    For professional chefs, the analogue approach is well worth the effort. No new restaurant in London seems complete without a wood-fired grill and house-smoked charcuterie. It’s a trend championed by restaurateur Ben Chapman who since 2014 has been combining nose-to-tail cooking and natural fuels to make quite an impact on the restaurant scene. His Soho outpost Kiln runs entirely on Charcoal and produces regional Thai food so good that it was named the best restaurant in the country at the National restaurant awards in 2018. Would the aged mutton skewers at Kiln be quite so good if they were cooked over gas? Perhaps not.

    The London Barbecue School offers classes that use ceramic, Japanese style barbecues like the now iconic Big Green Egg (You know the one; they use them on Great British Menu). The design promises better heat retention and steadier temperatures than thin walled kettle barbecues.

    Starting at around £800 they’re not cheap, but Alastair is quick to say that charcoal cooking doesn’t necessarily require a big investment. ‘Fire is the oldest technology there is. The higher-end barbecues will sometimes make the process easier and more manageable but they’re not essential. With a bit of practice, you can get great results out of an inexpensive barbecue. ‘

    It seems that to the enthusiast, charcoal’s appeal is in its flexibility and the rewards that come with learning how to use it: smoked briskets, slow cooked ribs, and a whole range of different flavours.

    Best of both

    In his 2013 book Cooked, food writer Michael Pollan writes extensively about American barbecue culture. He covers pit masters tending charcoal fires for days at a time, whole-hog cookery, and a tradition that resoundingly says ‘If it’s not cooked with wood it’s not Bar-B-Q’. But when it comes time to replicate the techniques he witnessed, Pollan arrives at a combination of wood smoke and consistent gas grill to achieve the best results.

    This kind of two-step setup isn’t feasible or even necessary for most of us, but it does make a good case for each fuel having its merits. If you want the plug and play convenience of gas and you fire your propane barbecue up every other weekend the gas may well be for you. And, although charcoal may be labour-intensive,  messy and a tad unpredictable, it will always win on taste.

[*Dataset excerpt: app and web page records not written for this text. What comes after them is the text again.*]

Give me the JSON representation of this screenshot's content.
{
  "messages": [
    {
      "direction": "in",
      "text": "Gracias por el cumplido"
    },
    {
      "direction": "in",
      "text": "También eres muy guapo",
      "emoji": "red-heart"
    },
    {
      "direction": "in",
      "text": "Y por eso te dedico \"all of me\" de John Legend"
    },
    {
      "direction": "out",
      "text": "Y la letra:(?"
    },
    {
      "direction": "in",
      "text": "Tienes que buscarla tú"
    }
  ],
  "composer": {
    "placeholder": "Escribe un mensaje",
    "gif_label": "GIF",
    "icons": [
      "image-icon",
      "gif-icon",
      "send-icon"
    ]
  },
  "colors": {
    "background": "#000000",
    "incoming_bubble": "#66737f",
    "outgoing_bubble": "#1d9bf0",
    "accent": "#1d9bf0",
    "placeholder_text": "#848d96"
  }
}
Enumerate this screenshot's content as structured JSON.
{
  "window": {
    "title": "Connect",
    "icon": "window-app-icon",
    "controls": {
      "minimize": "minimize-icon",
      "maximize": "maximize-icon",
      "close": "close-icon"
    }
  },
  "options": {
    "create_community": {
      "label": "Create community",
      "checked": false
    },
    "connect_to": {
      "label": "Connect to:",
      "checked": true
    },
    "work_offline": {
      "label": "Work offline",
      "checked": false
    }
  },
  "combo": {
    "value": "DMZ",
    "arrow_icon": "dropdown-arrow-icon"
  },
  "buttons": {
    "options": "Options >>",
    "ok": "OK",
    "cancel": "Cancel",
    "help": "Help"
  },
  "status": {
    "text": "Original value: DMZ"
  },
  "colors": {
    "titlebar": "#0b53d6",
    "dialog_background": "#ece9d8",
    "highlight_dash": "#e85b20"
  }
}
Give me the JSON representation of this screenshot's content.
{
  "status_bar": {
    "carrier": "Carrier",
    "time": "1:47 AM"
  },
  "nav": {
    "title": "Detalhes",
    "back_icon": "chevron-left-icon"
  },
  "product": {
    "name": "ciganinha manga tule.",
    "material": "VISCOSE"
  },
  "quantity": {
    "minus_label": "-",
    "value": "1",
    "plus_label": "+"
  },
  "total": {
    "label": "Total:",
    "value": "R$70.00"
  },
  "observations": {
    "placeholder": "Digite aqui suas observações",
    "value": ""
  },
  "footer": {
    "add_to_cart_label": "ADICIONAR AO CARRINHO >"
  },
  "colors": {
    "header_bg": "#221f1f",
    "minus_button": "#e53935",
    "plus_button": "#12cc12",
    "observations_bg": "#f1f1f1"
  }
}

    The London Barbecue School’s online shop is open for business. The owners hope to resume classes soon.

    Kiln Soho is currently closed but you can buy their signature Arkestra 2.0 wine from Natoora now.